Yesterday I wrote about the revised County Council ward boundaries, which will leave many residents round here finding themselves in different wards for different council elections. This may not be the case in the long term, however. Let’s look at the future for the City Council, and for the parliamentary constituency.
Cambridge City Council
As I explained yesterday, the new County Council ward boundaries have come about because that council only wants 12 representatives from the city instead of 14. For the time being, the City Council will continue to use the old 14 wards.
Each of these wards sends 3 councillors to the City Council, making a total of 42 on that council. But could the City Council realign its wards with the County Council’s 12, and have just 36 councillors? A lot of people think that it should.
If one were to be cynical, we might predict that a decision (if any) will be made after next May’s County Council election, when the political parties can see who’s been most favoured by that council’s new ward boundaries. My best guess is that the party which currently has the majority on the City Council (Labour) would find itself at least 4 seats down under such an arrangement, and possibly worse. So it would be unlikely to set the ball rolling in that direction. For the sake of neatness and comprehensibility, that would be a shame.

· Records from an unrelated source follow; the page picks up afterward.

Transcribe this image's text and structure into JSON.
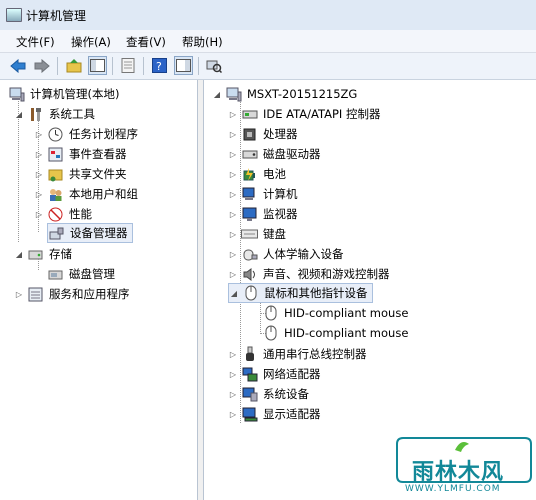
{
  "window": {
    "title": "计算机管理"
  },
  "menu": [
    "文件(F)",
    "操作(A)",
    "查看(V)",
    "帮助(H)"
  ],
  "left_tree": {
    "root": "计算机管理(本地)",
    "system_tools": "系统工具",
    "task_scheduler": "任务计划程序",
    "event_viewer": "事件查看器",
    "shared_folders": "共享文件夹",
    "local_users": "本地用户和组",
    "performance": "性能",
    "device_manager": "设备管理器",
    "storage": "存储",
    "disk_management": "磁盘管理",
    "services": "服务和应用程序"
  },
  "device_tree": {
    "computer_name": "MSXT-20151215ZG",
    "categories": [
      {
        "label": "IDE ATA/ATAPI 控制器",
        "icon": "ide-controller-icon"
      },
      {
        "label": "处理器",
        "icon": "processor-icon"
      },
      {
        "label": "磁盘驱动器",
        "icon": "disk-drive-icon"
      },
      {
        "label": "电池",
        "icon": "battery-icon"
      },
      {
        "label": "计算机",
        "icon": "computer-icon"
      },
      {
        "label": "监视器",
        "icon": "monitor-icon"
      },
      {
        "label": "键盘",
        "icon": "keyboard-icon"
      },
      {
        "label": "人体学输入设备",
        "icon": "hid-icon"
      },
      {
        "label": "声音、视频和游戏控制器",
        "icon": "sound-icon"
      },
      {
        "label": "鼠标和其他指针设备",
        "icon": "mouse-icon"
      }
    ],
    "mouse_children": [
      "HID-compliant mouse",
      "HID-compliant mouse"
    ],
    "more_categories": [
      {
        "label": "通用串行总线控制器",
        "icon": "usb-icon"
      },
      {
        "label": "网络适配器",
        "icon": "network-icon"
      },
      {
        "label": "系统设备",
        "icon": "system-devices-icon"
      },
      {
        "label": "显示适配器",
        "icon": "display-adapter-icon"
      }
    ]
  },
  "watermark": {
    "text": "雨林木风",
    "url": "WWW.YLMFU.COM"
  }
}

The Parliamentary Constituency
There is another institution which we vote for that might be changing soon. Like the County Council, the government is also reducing its number of representatives (MPs). In this case, the number is being cut from 650 to 600. While Cambridgeshire as a whole is likely to retain the same number of MPs, the population has shifted and the constituency boundaries need to be redrawn. The Boundary Commission for England is likely to put forward some initial recommendations any day now.
Will this affect us in Queen Edith’s? It’s highly likely that it will.

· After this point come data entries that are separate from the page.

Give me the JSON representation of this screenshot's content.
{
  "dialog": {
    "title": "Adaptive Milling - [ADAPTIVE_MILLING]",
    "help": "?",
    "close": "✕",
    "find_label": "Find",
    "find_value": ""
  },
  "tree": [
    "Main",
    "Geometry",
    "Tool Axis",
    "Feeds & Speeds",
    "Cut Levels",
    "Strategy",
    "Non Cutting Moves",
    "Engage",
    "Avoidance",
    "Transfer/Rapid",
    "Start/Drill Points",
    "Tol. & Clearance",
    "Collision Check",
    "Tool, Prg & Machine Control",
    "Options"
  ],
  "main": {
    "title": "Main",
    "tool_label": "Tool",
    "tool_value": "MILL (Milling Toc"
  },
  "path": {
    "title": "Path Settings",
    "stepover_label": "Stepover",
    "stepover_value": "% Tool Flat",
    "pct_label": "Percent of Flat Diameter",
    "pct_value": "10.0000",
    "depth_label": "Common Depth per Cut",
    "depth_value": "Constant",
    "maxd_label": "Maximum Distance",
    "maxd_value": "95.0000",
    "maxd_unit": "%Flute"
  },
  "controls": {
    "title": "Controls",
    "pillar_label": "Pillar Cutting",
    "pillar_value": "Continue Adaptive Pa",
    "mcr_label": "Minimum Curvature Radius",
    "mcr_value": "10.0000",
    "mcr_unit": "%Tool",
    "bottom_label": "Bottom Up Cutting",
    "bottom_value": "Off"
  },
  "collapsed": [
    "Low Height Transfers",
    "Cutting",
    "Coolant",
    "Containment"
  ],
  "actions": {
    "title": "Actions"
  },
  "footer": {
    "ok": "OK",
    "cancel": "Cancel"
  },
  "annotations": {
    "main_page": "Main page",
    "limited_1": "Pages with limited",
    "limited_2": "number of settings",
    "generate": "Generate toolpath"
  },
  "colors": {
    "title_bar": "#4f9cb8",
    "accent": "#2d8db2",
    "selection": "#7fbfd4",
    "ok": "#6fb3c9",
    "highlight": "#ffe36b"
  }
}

For many years, there have been too many people living within the Cambridge city boundary for it to be a neat parliamentary constituency. The result has been that the southern wards have been given to constituencies outside the city. Queen Edith’s is the last ward to remain in this situation (Trumpington rejoined the city in 2010). We are, as everyone knows, part of the South Cambridgeshire constituency, and our MP is Heidi Allen. All the other wards in the city are part of the Cambridge constituency, and their MP is Daniel Zeichner.
Looking at the numbers, it would appear that Cambridge would make a perfectly sized constituency under the new arrangement if it could gain a few thousand more people: almost exactly as many as are in Queen Edith’s, as it happens. So I expect a new Cambridge constituency to be announced soon which matches the Cambridge city boundary. This would mean that in the first general election after 2017, we’d be in Cambridge. This is a closely-fought constituency which is usually a battle between the Labour and Liberal Democrat candidates, unlike South Cambridgeshire, which is a walk-over for the Conservative candidate. More exciting electorally, to be sure. On the other hand, just as we get a genuinely decent constituency MP, we lose her. That’s politics.